Friday, June 8, 2012

The prolific Chuck Wendig is hosting a flash fiction contest at his website

Recently I've steered away from writing flash fiction as I am consumed with a MG novel I am working on and as I see it, if I have time for 1,000 words a day, I would rather dedicate it to the novel. 

As usual, however, Chuck's topic caught my eye and set the keys to clicking. In this particular challenge he presented options of setting to writers. In my judgement writing solely about the setting was too easy and if real writing is to be done, the setting must be the most minor of set dressing. 

Thanks for the challenge CW. Here is my entry.

Margaret bit down on her lower lip, trying not to think about the feeling of despair that overcame her in the grocery store. Her life had always been cataloged and defined by a mildly delusional feeling that she was being judged by every one. Places where strangers shared aisles with her and hid around corners pretending not to see her opened up dark places in her mind. She knew they were focused on her as they pretended to have gentle conversations with each other or spoke softly into their cell phones. What they were actually saying was that her pants made her look fat, and the pimple just above her hairline was looking infected. She wished Steve hadn't gone.

When she was with Steve, it all felt better, more natural for her. As he walked by her side, those who would mock and jeer turned and scattered. Steve was in her life for a very short period of time. When he left, her feelings of paranoid self criticism returned. Alone now, Margaret struggled to deal with her 48 years of age, bags under her eyes, poorly fitting bra, and mismatched purse. Margaret felt terrible.

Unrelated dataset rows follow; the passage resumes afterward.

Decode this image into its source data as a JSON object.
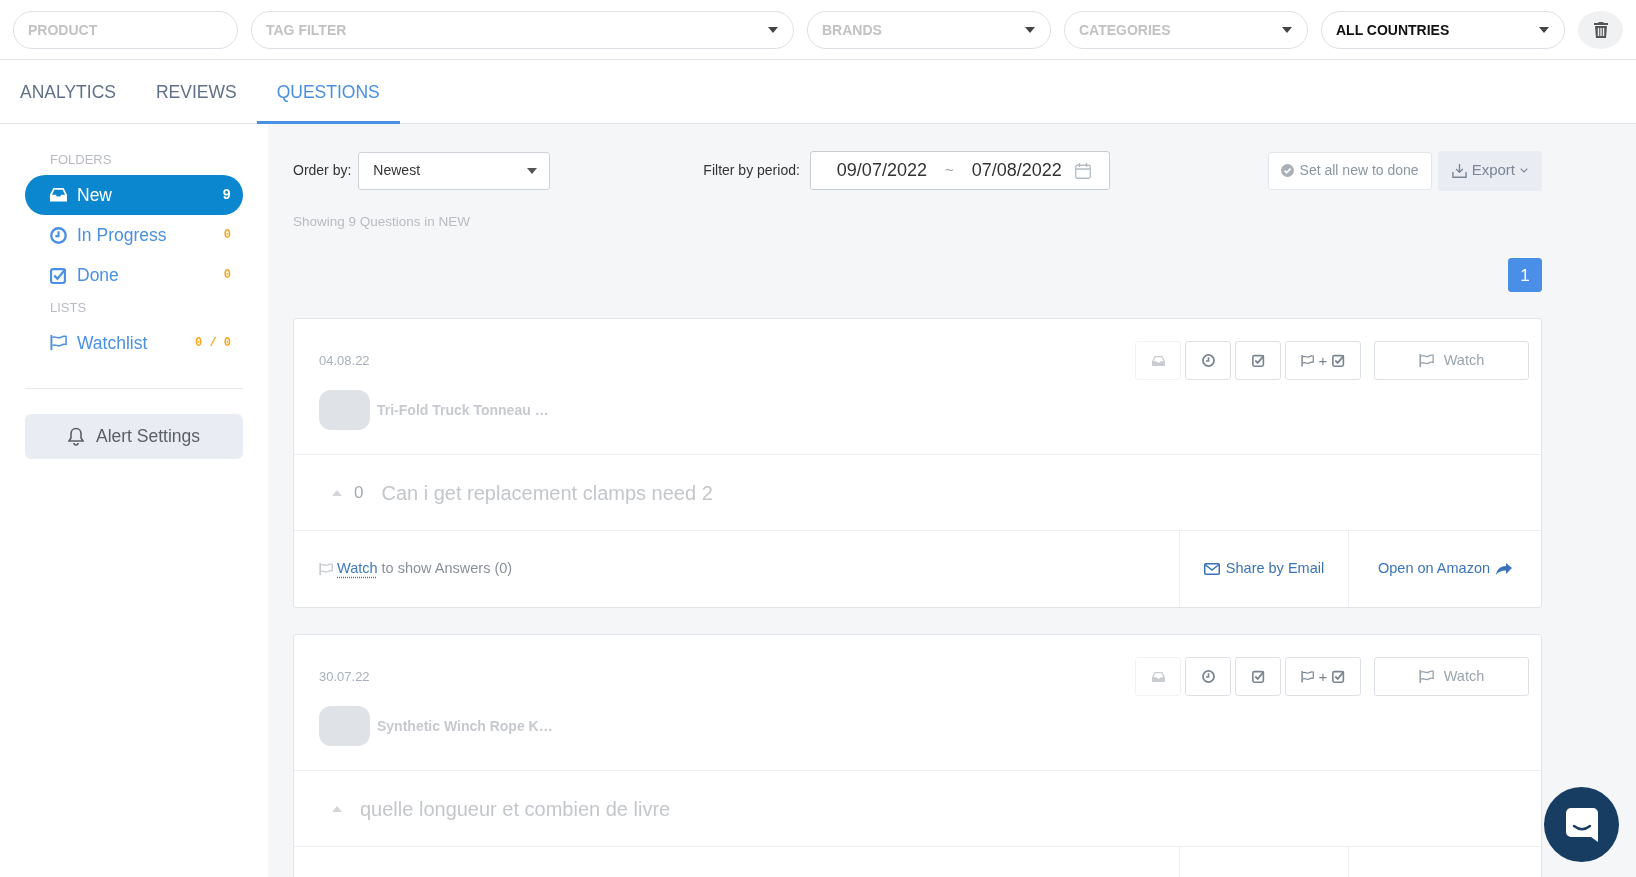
{
  "filters": [
    {
      "kind": "text",
      "placeholder": "PRODUCT"
    },
    {
      "kind": "select",
      "placeholder": "TAG FILTER"
    },
    {
      "kind": "select",
      "placeholder": "BRANDS"
    },
    {
      "kind": "select",
      "placeholder": "CATEGORIES"
    },
    {
      "kind": "select",
      "value": "ALL COUNTRIES"
    }
  ],
  "tabs": [
    {
      "label": "ANALYTICS",
      "selected": false
    },
    {
      "label": "REVIEWS",
      "selected": false
    },
    {
      "label": "QUESTIONS",
      "selected": true
    }
  ],
  "sidebar": {
    "sections": [
      {
        "heading": "FOLDERS",
        "items": [
          {
            "label": "New",
            "count": "9",
            "selected": true
          },
          {
            "label": "In Progress",
            "count": "0",
            "selected": false
          },
          {
            "label": "Done",
            "count": "0",
            "selected": false
          }
        ]
      },
      {
        "heading": "LISTS",
        "items": [
          {
            "label": "Watchlist",
            "count": "0 / 0",
            "selected": false
          }
        ]
      }
    ],
    "alert_button": "Alert Settings"
  },
  "toolbar": {
    "order_label": "Order by:",
    "order_value": "Newest",
    "period_label": "Filter by period:",
    "date_from": "09/07/2022",
    "date_separator": "~",
    "date_to": "07/08/2022",
    "done_button": "Set all new to done",
    "export_button": "Export"
  },
  "summary": "Showing 9 Questions in NEW",
  "pagination": [
    {
      "label": "1",
      "selected": true
    }
  ],
  "questions": [
    {
      "date": "04.08.22",
      "actions": [
        {
          "disabled": true
        },
        {
          "disabled": false
        },
        {
          "disabled": false
        },
        {
          "disabled": false,
          "label": "+"
        }
      ],
      "watch_button": "Watch",
      "product": "Tri-Fold Truck Tonneau …",
      "votes": "0",
      "text": "Can i get replacement clamps need 2",
      "footer": {
        "watch_link": "Watch",
        "answers_text": "to show Answers (0)",
        "share": "Share by Email",
        "open": "Open on Amazon"
      }
    },
    {
      "date": "30.07.22",
      "actions": [
        {
          "disabled": true
        },
        {
          "disabled": false
        },
        {
          "disabled": false
        },
        {
          "disabled": false,
          "label": "+"
        }
      ],
      "watch_button": "Watch",
      "product": "Synthetic Winch Rope K…",
      "text": "quelle longueur et combien de livre"
    }
  ]
}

Pecan Sandy, sometimes called Peekaboo or Peeks, was Margaret's cat. Like her, Peekaboo was middle aged and without a like-species companion. Although not particularly modest, if he cared about what other cats thought of him, his looks, and his personal hygiene, he didn't show it. Peekaboo was happy laying on the carpet and getting waited on by Margaret. Like most cats, Peekaboo was a demanding master. If the water in his bowl was more than 12 hours old he would vomit on the floor. If the litter box was excessively pungent, he wet the laundry basket. And when there was no moist canned food in his bowl, he howled as if passing a moon-sized kidney stone until there was.

Steve hated Pecan Sandy and Pecan Sandy hated Steve right back. Their acrimony hit its peak just as Steve and Margaret's physical involvement was climaxing. The long anticipated consummation happened in her apartment, in full view of Peekaboo. Like a trench coat concealed pervert at a twenty-five cent peep show, Peeks stared at them during their lovemaking. Sitting on the covers at the foot of the bed, he watched as each participant took turns climbing on top of the other. The grunts and groans of luke-warm passion did little to alter his expression of ambivalence. The rhythmic back and forth rocking of the bed brought to Peekaboo the motion of a shaking bowl of gelatin, but it did not unseat him from his spot.

Peeks watched the thrusting, grabbing, and sweating, all the while tolerating the nauseating coital dialog of 'oh, yea' and 'God, you're the best'. Peeks knew he was the best and that everyone else was a distant second. The termination of the sex act was followed by a prolonged period of panting for recovery, during which time Peeks walked delicately up the covers between the couple and sprawled out around Margaret's head. Once situated, Peeks beat his tail across Steve's face until he dislodged a clump of litter concealed in the fur, sending it into Steve's left nostril.

Margaret thought Steve over reacted when he scurried out of her bed and tried blowing the foreign object from his sinuses using the closest small article of clothing he could find, her panties. No pleading in the world could get him to stay. The feline feces and aggregate ball was the wedge that would drive them apart. Margaret spent the rest of the night weeping on the couch with Peekaboo sitting next to her, exhibiting the outward appearance of a man who won.

Margaret pulled back with her left hand and swung the shopping cart into aisle 9. The cat food was on the far end. She pushed the empty cart, straining as if it was filled with bricks. Each step she took became shorter and more labored. She thought of Peekaboo in her apartment, staring at a clock, wondering what was taking her so long. Margaret became weak, her legs barely moving now. Her back grew stiff and a tightness seized her chest. She gasped for air but none would come. She fell on the floor, the force of her body's decent sending the cart careening into a display filled with cat food cans. Margaret lay sprawled out in aisle 9. A can, dislodged from the cat food display by her runaway cart, teetered and rolled into her outstretched hand. As her vision faded, she fumbled with her fingers across the tiny cylinder. Aisle 9 is where Margaret's heart beat its last.

One week later, Pecan Sandy, starved and neglected, still in Margaret's apartment staring at the clock, joined her on the other side.